Opinion: Republicans’ economic development plan raises concerns

Opinion: Republicans economic development plan raises concerns

Cory Spiers

In our political system, there has long been a train of thought that Republicans are the party of business and are to be trusted to get the economy going.

That they are a party of business no one can deny, but their claims to superior economic stewardship should be drastically reconsidered.

One Republican idea that will soon be appearing in North Carolina is the N.C. Partnership for Prosperity, an idea Gov. Pat McCrory proposed in April.

This is a plan to combat unemployment by transferring certain economic development functions, such as tourism and marketing, into a public-private partnership, according to the News & Observer.

Its objective is to transition to “a more coordinated, more nimble approach to recruiting new businesses and aiding existing businesses looking to expand, as well as helping to boost state imports,” according to the News & Observer.

Despite this optimistic description, the information available on similar plans in other states points to less heartening outcomes.

Creating Scandals Instead of Jobs: The Failure of State Economic Development Programs, a 2013 report put out by the organization Good Jobs First, shows that these types of arrangements have been problematic in other states. Among the issues the report finds with similar programs implemented in other states, there’s corruption, inefficiency and questionable effectiveness.

The study concludes that these partnerships are “costly failures.”

Why then are we attempting to start one of our own? It seems logical to assume that North Carolina will be subject to many of the same negative results.

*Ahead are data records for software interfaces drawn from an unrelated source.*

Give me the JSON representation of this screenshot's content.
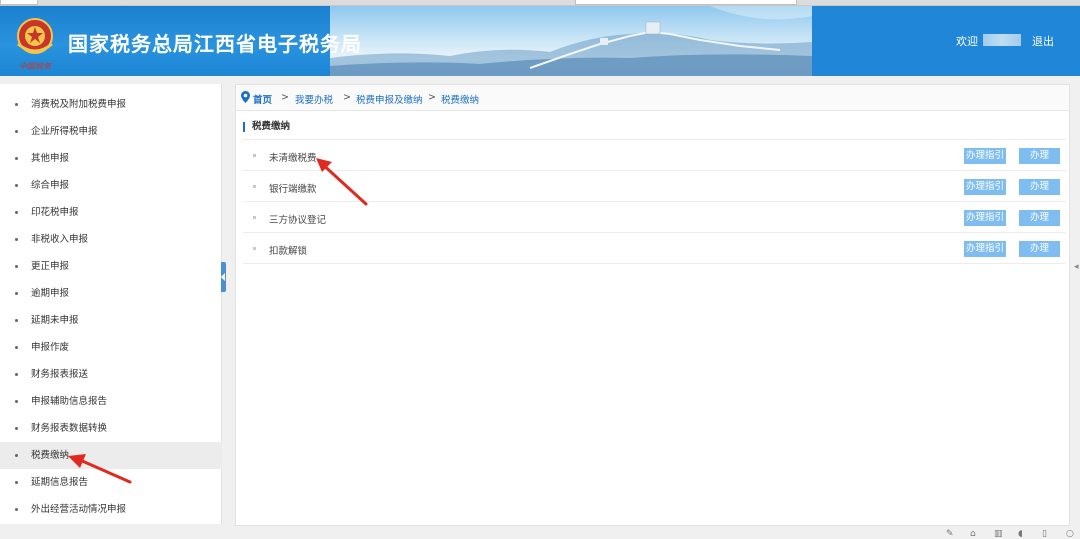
{
  "header": {
    "site_title": "国家税务总局江西省电子税务局",
    "welcome_label": "欢迎",
    "logout_label": "退出",
    "logo_text": "中国税务"
  },
  "sidebar": {
    "items": [
      {
        "label": "消费税及附加税费申报"
      },
      {
        "label": "企业所得税申报"
      },
      {
        "label": "其他申报"
      },
      {
        "label": "综合申报"
      },
      {
        "label": "印花税申报"
      },
      {
        "label": "非税收入申报"
      },
      {
        "label": "更正申报"
      },
      {
        "label": "逾期申报"
      },
      {
        "label": "延期未申报"
      },
      {
        "label": "申报作废"
      },
      {
        "label": "财务报表报送"
      },
      {
        "label": "申报辅助信息报告"
      },
      {
        "label": "财务报表数据转换"
      },
      {
        "label": "税费缴纳"
      },
      {
        "label": "延期信息报告"
      },
      {
        "label": "外出经营活动情况申报"
      }
    ],
    "active_item": "税费缴纳"
  },
  "breadcrumb": {
    "home": "首页",
    "level1": "我要办税",
    "level2": "税费申报及缴纳",
    "level3": "税费缴纳",
    "separator": ">"
  },
  "main": {
    "section_title": "税费缴纳",
    "rows": [
      {
        "label": "未清缴税费",
        "guide_label": "办理指引",
        "action_label": "办理"
      },
      {
        "label": "银行端缴款",
        "guide_label": "办理指引",
        "action_label": "办理"
      },
      {
        "label": "三方协议登记",
        "guide_label": "办理指引",
        "action_label": "办理"
      },
      {
        "label": "扣款解锁",
        "guide_label": "办理指引",
        "action_label": "办理"
      }
    ]
  },
  "colors": {
    "header_blue": "#1f86d8",
    "link_blue": "#1b6fc5",
    "button_blue": "#7fbdf1",
    "annotation_red": "#e02a1f"
  },
  "icons": [
    "location-pin-icon",
    "tax-emblem-icon",
    "collapse-arrow-icon"
  ]
}
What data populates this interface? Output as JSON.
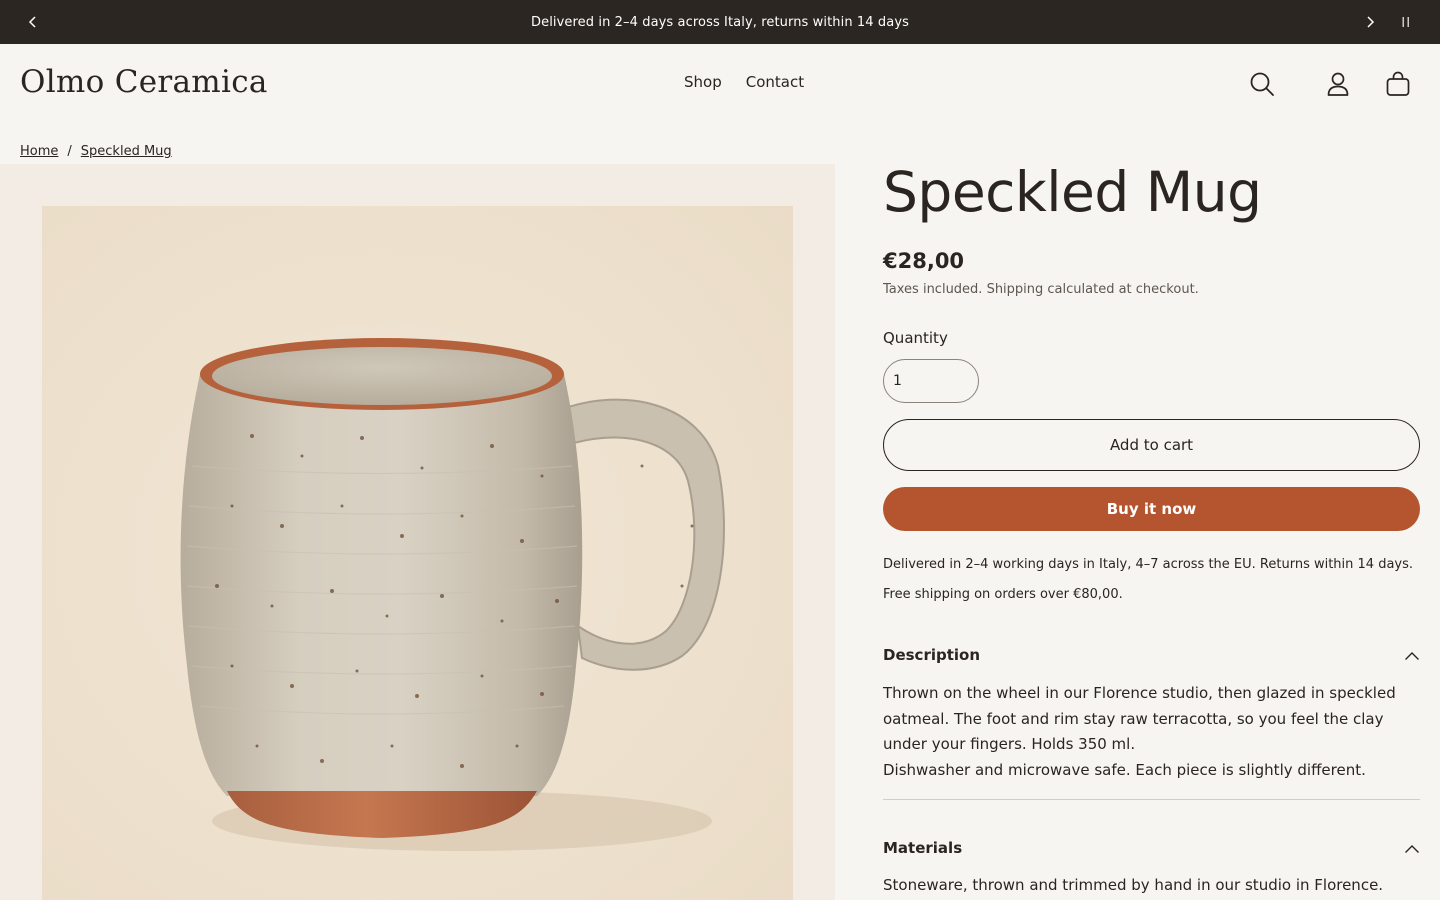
{
  "announcement": {
    "text": "Delivered in 2–4 days across Italy, returns within 14 days",
    "prev_icon": "chevron-left-icon",
    "next_icon": "chevron-right-icon",
    "pause_icon": "pause-icon"
  },
  "header": {
    "logo": "Olmo Ceramica",
    "nav": [
      "Shop",
      "Contact"
    ],
    "icons": [
      "search-icon",
      "account-icon",
      "cart-icon"
    ]
  },
  "breadcrumb": {
    "items": [
      "Home",
      "Speckled Mug"
    ],
    "separator": "/"
  },
  "product": {
    "title": "Speckled Mug",
    "price": "€28,00",
    "tax_note": "Taxes included. Shipping calculated at checkout.",
    "quantity_label": "Quantity",
    "quantity_value": "1",
    "add_to_cart": "Add to cart",
    "buy_now": "Buy it now",
    "shipping_line1": "Delivered in 2–4 working days in Italy, 4–7 across the EU. Returns within 14 days.",
    "shipping_line2": "Free shipping on orders over €80,00.",
    "accordions": [
      {
        "label": "Description",
        "lines": [
          "Thrown on the wheel in our Florence studio, then glazed in speckled",
          "oatmeal. The foot and rim stay raw terracotta, so you feel the clay",
          "under your fingers. Holds 350 ml.",
          "Dishwasher and microwave safe. Each piece is slightly different."
        ]
      },
      {
        "label": "Materials",
        "lines": [
          "Stoneware, thrown and trimmed by hand in our studio in Florence."
        ]
      }
    ]
  },
  "colors": {
    "background": "#f7f5f1",
    "announcement_bg": "#2b2622",
    "accent": "#b5552f",
    "text": "#2a2521"
  }
}
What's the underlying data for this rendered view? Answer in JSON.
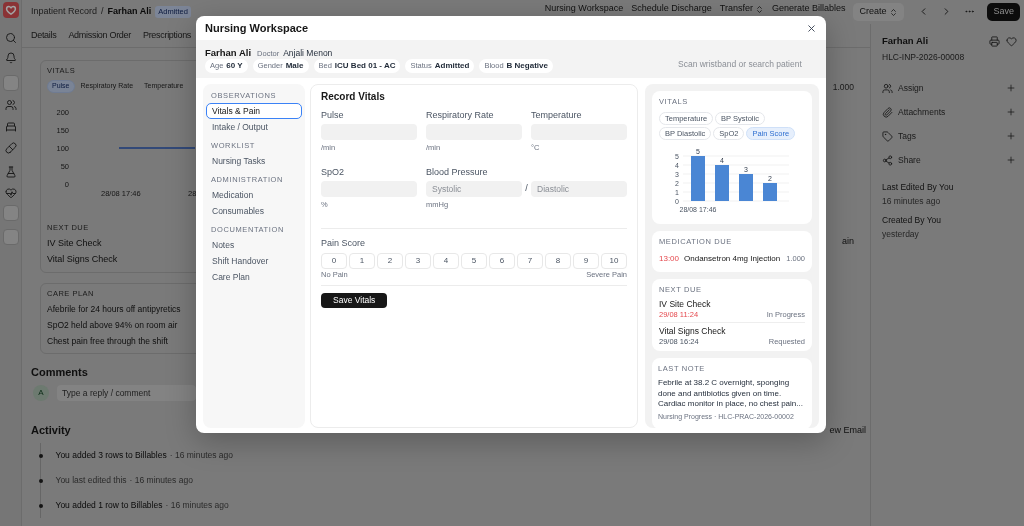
{
  "page": {
    "breadcrumb": {
      "parent": "Inpatient Record",
      "separator": "/",
      "current": "Farhan Ali",
      "status": "Admitted"
    },
    "actions": [
      {
        "label": "Nursing Workspace",
        "kind": "ghost",
        "dropdown": false
      },
      {
        "label": "Schedule Discharge",
        "kind": "ghost",
        "dropdown": false
      },
      {
        "label": "Transfer",
        "kind": "ghost",
        "dropdown": true
      },
      {
        "label": "Generate Billables",
        "kind": "ghost",
        "dropdown": false
      },
      {
        "label": "Create",
        "kind": "secondary",
        "dropdown": true
      },
      {
        "label": "Save",
        "kind": "primary",
        "dropdown": false
      }
    ],
    "tabs": [
      "Details",
      "Admission Order",
      "Prescriptions"
    ],
    "vitals": {
      "title": "VITALS",
      "chips": [
        {
          "label": "Pulse",
          "selected": true
        },
        {
          "label": "Respiratory Rate",
          "selected": false
        },
        {
          "label": "Temperature",
          "selected": false
        }
      ],
      "chart_data": {
        "type": "line",
        "categories": [
          "28/08 17:46",
          "28"
        ],
        "values": [
          100,
          100
        ],
        "yticks": [
          0,
          50,
          100,
          150,
          200
        ],
        "ylim": [
          0,
          200
        ]
      },
      "quantity": "1.000"
    },
    "next_due": {
      "title": "NEXT DUE",
      "items": [
        "IV Site Check",
        "Vital Signs Check"
      ],
      "cut_text": "ain"
    },
    "care_plan": {
      "title": "CARE PLAN",
      "items": [
        "Afebrile for 24 hours off antipyretics",
        "SpO2 held above 94% on room air",
        "Chest pain free through the shift"
      ]
    },
    "comments": {
      "title": "Comments",
      "avatar": "A",
      "placeholder": "Type a reply / comment"
    },
    "activity": {
      "title": "Activity",
      "cut_link": "ew Email",
      "items": [
        {
          "text": "You added 3 rows to Billables",
          "time": "· 16 minutes ago",
          "emphasis": true
        },
        {
          "text": "You last edited this",
          "time": "· 16 minutes ago",
          "emphasis": false
        },
        {
          "text": "You added 1 row to Billables",
          "time": "· 16 minutes ago",
          "emphasis": true
        }
      ]
    },
    "sidebar": {
      "name": "Farhan Ali",
      "record_id": "HLC-INP-2026-00008",
      "actions": [
        "Assign",
        "Attachments",
        "Tags",
        "Share"
      ],
      "meta": [
        {
          "label": "Last Edited By You",
          "value": "16 minutes ago"
        },
        {
          "label": "Created By You",
          "value": "yesterday"
        }
      ]
    }
  },
  "modal": {
    "title": "Nursing Workspace",
    "patient": {
      "name": "Farhan Ali",
      "doctor_label": "Doctor",
      "doctor": "Anjali Menon",
      "chips": [
        {
          "label": "Age",
          "value": "60 Y"
        },
        {
          "label": "Gender",
          "value": "Male"
        },
        {
          "label": "Bed",
          "value": "ICU Bed 01 - AC"
        },
        {
          "label": "Status",
          "value": "Admitted"
        },
        {
          "label": "Blood",
          "value": "B Negative"
        }
      ]
    },
    "search": {
      "placeholder": "Scan wristband or search patient"
    },
    "nav": [
      {
        "heading": "OBSERVATIONS",
        "items": [
          {
            "label": "Vitals & Pain",
            "selected": true
          },
          {
            "label": "Intake / Output",
            "selected": false
          }
        ]
      },
      {
        "heading": "WORKLIST",
        "items": [
          {
            "label": "Nursing Tasks",
            "selected": false
          }
        ]
      },
      {
        "heading": "ADMINISTRATION",
        "items": [
          {
            "label": "Medication",
            "selected": false
          },
          {
            "label": "Consumables",
            "selected": false
          }
        ]
      },
      {
        "heading": "DOCUMENTATION",
        "items": [
          {
            "label": "Notes",
            "selected": false
          },
          {
            "label": "Shift Handover",
            "selected": false
          },
          {
            "label": "Care Plan",
            "selected": false
          }
        ]
      }
    ],
    "form": {
      "title": "Record Vitals",
      "fields": [
        {
          "kind": "single",
          "label": "Pulse",
          "unit": "/min"
        },
        {
          "kind": "single",
          "label": "Respiratory Rate",
          "unit": "/min"
        },
        {
          "kind": "single",
          "label": "Temperature",
          "unit": "°C"
        },
        {
          "kind": "single",
          "label": "SpO2",
          "unit": "%"
        },
        {
          "kind": "pair",
          "label": "Blood Pressure",
          "placeholders": [
            "Systolic",
            "Diastolic"
          ],
          "separator": "/",
          "unit": "mmHg"
        }
      ],
      "pain_score": {
        "label": "Pain Score",
        "options": [
          {
            "label": "0",
            "selected": false
          },
          {
            "label": "1",
            "selected": false
          },
          {
            "label": "2",
            "selected": false
          },
          {
            "label": "3",
            "selected": false
          },
          {
            "label": "4",
            "selected": false
          },
          {
            "label": "5",
            "selected": false
          },
          {
            "label": "6",
            "selected": false
          },
          {
            "label": "7",
            "selected": false
          },
          {
            "label": "8",
            "selected": false
          },
          {
            "label": "9",
            "selected": false
          },
          {
            "label": "10",
            "selected": false
          }
        ],
        "min_label": "No Pain",
        "max_label": "Severe Pain"
      },
      "submit": "Save Vitals"
    },
    "side": {
      "vitals": {
        "title": "VITALS",
        "chips": [
          {
            "label": "Temperature",
            "selected": false
          },
          {
            "label": "BP Systolic",
            "selected": false
          },
          {
            "label": "BP Diastolic",
            "selected": false
          },
          {
            "label": "SpO2",
            "selected": false
          },
          {
            "label": "Pain Score",
            "selected": true
          }
        ],
        "chart_data": {
          "type": "bar",
          "categories": [
            "28/08 17:46",
            null,
            null,
            null
          ],
          "values": [
            5,
            4,
            3,
            2
          ],
          "yticks": [
            0,
            1,
            2,
            3,
            4,
            5
          ],
          "ylim": [
            0,
            5
          ],
          "grid": true,
          "data_labels": true
        }
      },
      "medication_due": {
        "title": "MEDICATION DUE",
        "items": [
          {
            "time": "13:00",
            "name": "Ondansetron 4mg Injection",
            "quantity": "1.000",
            "overdue": true
          }
        ]
      },
      "next_due": {
        "title": "NEXT DUE",
        "items": [
          {
            "name": "IV Site Check",
            "due": "29/08 11:24",
            "status": "In Progress",
            "overdue": true
          },
          {
            "name": "Vital Signs Check",
            "due": "29/08 16:24",
            "status": "Requested",
            "overdue": false
          }
        ]
      },
      "last_note": {
        "title": "LAST NOTE",
        "text": "Febrile at 38.2 C overnight, sponging done and antibiotics given on time. Cardiac monitor in place, no chest pain...",
        "source": "Nursing Progress · HLC-PRAC-2026-00002"
      }
    }
  }
}
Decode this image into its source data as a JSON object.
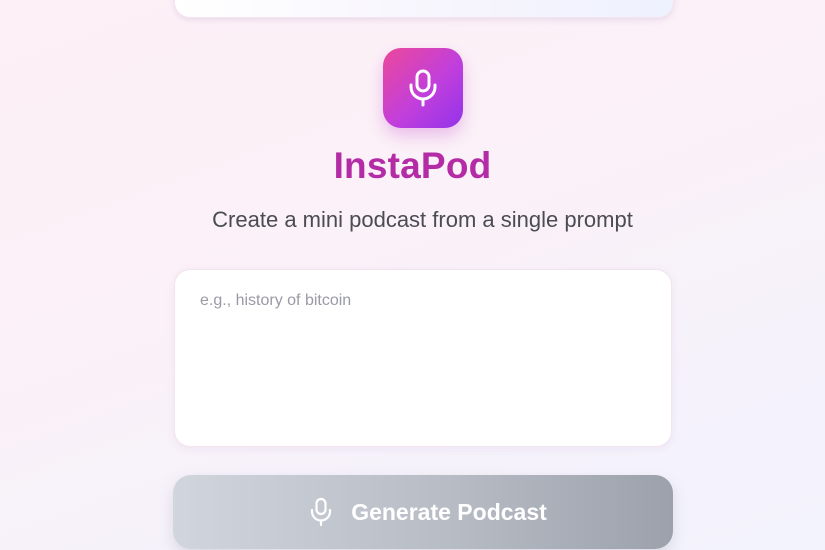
{
  "app": {
    "title": "InstaPod",
    "subtitle": "Create a mini podcast from a single prompt",
    "logo_icon": "microphone-icon"
  },
  "prompt": {
    "placeholder": "e.g., history of bitcoin",
    "value": ""
  },
  "actions": {
    "generate_label": "Generate Podcast",
    "generate_icon": "microphone-icon",
    "generate_enabled": false
  },
  "colors": {
    "brand_gradient_start": "#ec4899",
    "brand_gradient_end": "#9333ea",
    "title_color": "#b42ba6",
    "button_disabled_gradient_start": "#d1d5dc",
    "button_disabled_gradient_end": "#9ca1ab"
  }
}
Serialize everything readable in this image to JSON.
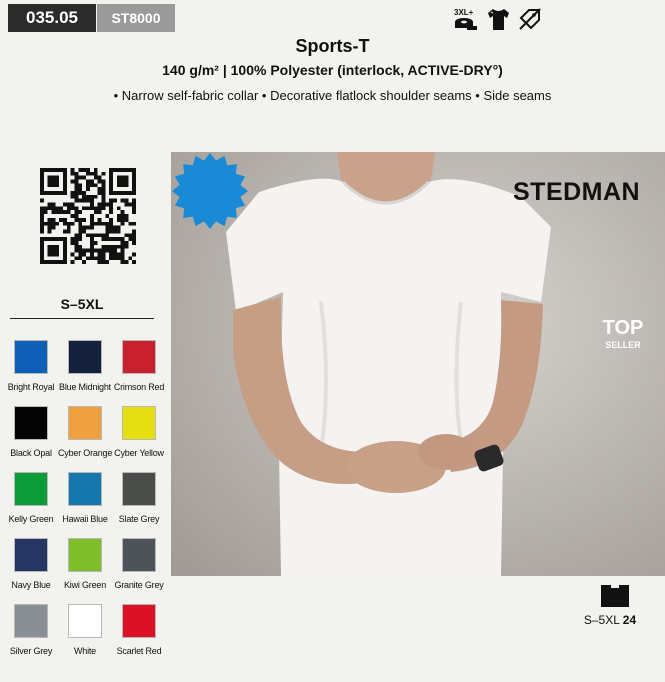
{
  "header": {
    "article_number": "035.05",
    "sku": "ST8000",
    "feature_icons": [
      "extended-size-3xl-plus-icon",
      "tshirt-icon",
      "no-label-icon"
    ],
    "feature_icon_text": "3XL+"
  },
  "product": {
    "name": "Sports-T",
    "spec": "140 g/m² | 100% Polyester (interlock, ACTIVE-DRY°)",
    "features": "• Narrow self-fabric collar • Decorative flatlock shoulder seams • Side seams"
  },
  "size_range": "S–5XL",
  "colors": [
    {
      "name": "Bright Royal",
      "hex": "#0d5fb8"
    },
    {
      "name": "Blue Midnight",
      "hex": "#16213d"
    },
    {
      "name": "Crimson Red",
      "hex": "#c8202c"
    },
    {
      "name": "Black Opal",
      "hex": "#050505"
    },
    {
      "name": "Cyber Orange",
      "hex": "#f0a041"
    },
    {
      "name": "Cyber Yellow",
      "hex": "#e5de10"
    },
    {
      "name": "Kelly Green",
      "hex": "#0d9b3a"
    },
    {
      "name": "Hawaii Blue",
      "hex": "#1677ad"
    },
    {
      "name": "Slate Grey",
      "hex": "#4a4d4a"
    },
    {
      "name": "Navy Blue",
      "hex": "#263561"
    },
    {
      "name": "Kiwi Green",
      "hex": "#7fbe2a"
    },
    {
      "name": "Granite Grey",
      "hex": "#4d5358"
    },
    {
      "name": "Silver Grey",
      "hex": "#8a8f95"
    },
    {
      "name": "White",
      "hex": "#ffffff"
    },
    {
      "name": "Scarlet Red",
      "hex": "#dc1126"
    }
  ],
  "photo": {
    "brand": "STEDMAN",
    "badge_top": "TOP",
    "badge_sub": "SELLER"
  },
  "packaging": {
    "icon": "carton-box-icon",
    "sizes": "S–5XL",
    "quantity": "24"
  },
  "accent_color": "#1a8ad6"
}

It makes me nervous to imagine that possibility, but there are some who insist that the outcome for North Carolina will not be as negative as it has been for other states.

One such proponent of the new plan, Secretary of Commerce Sharon Decker believes that the Partnership to Prosperity will avoid the problems seen in other states, but the report mentions that the version of the bill that passed “contains none of the accountability safeguards” than the original did.

The reasoning behind this planned policy could either be strong commitment to ideology to overlook facts, or a fairly cynical attempt to transform who holds power in the state.

We still have much work to do in improving economic conditions, but I do hope we can learn at least one thing: That Republican policies are not the type of answers that we need.

We should instead consider other plans that could improve the economy, and go beyond the Republican ideals.
This is the party that passed high-end tax cuts for the wealthy a decade ago that, despite some modest gains for the middle class, were largely responsible for increasing the deficit and income inequality while primarily benefiting the wealthy, according to The Washington Post Wonkblog.

Just last month, Republican politicians trivialized the raising of the debt ceiling, and seem to be gearing up to do the same in a few months.

Their policies have discredited them on economic matters, and they deserve any credit they still may receive for their positions on the economy.

Opinion: KEVIN GRIFFIN, Opinion writer